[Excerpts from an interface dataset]
[Start of Attachment]
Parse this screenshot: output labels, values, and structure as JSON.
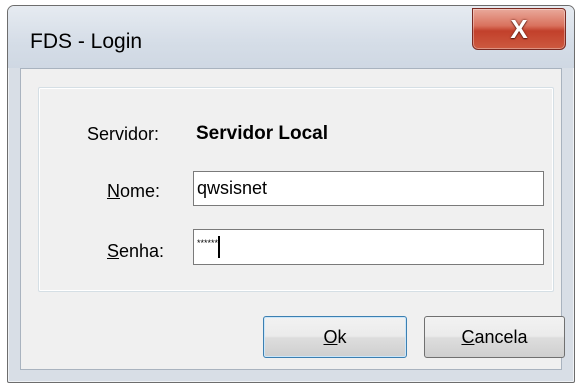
{
  "window": {
    "title": "FDS - Login",
    "close_glyph": "X"
  },
  "form": {
    "server_label": "Servidor:",
    "server_value": "Servidor Local",
    "name_label_accel": "N",
    "name_label_rest": "ome:",
    "name_value": "qwsisnet",
    "password_label_accel": "S",
    "password_label_rest": "enha:",
    "password_mask": "******"
  },
  "buttons": {
    "ok_accel": "O",
    "ok_rest": "k",
    "cancel_accel": "C",
    "cancel_rest": "ancela"
  },
  "colors": {
    "close_button": "#c2402b",
    "window_frame": "#d8dee6",
    "client_bg": "#f0f0f0",
    "default_button_border": "#3c7fb1"
  },
  "icons": {
    "close": "close-icon"
  }
}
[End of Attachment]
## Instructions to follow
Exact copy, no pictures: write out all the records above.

## Answer for this exercise
Parse this screenshot: output labels, values, and structure as JSON.
{
  "window": {
    "title": "FDS - Login",
    "close_glyph": "X"
  },
  "form": {
    "server_label": "Servidor:",
    "server_value": "Servidor Local",
    "name_label_accel": "N",
    "name_label_rest": "ome:",
    "name_value": "qwsisnet",
    "password_label_accel": "S",
    "password_label_rest": "enha:",
    "password_mask": "******"
  },
  "buttons": {
    "ok_accel": "O",
    "ok_rest": "k",
    "cancel_accel": "C",
    "cancel_rest": "ancela"
  },
  "colors": {
    "close_button": "#c2402b",
    "window_frame": "#d8dee6",
    "client_bg": "#f0f0f0",
    "default_button_border": "#3c7fb1"
  },
  "icons": {
    "close": "close-icon"
  }
}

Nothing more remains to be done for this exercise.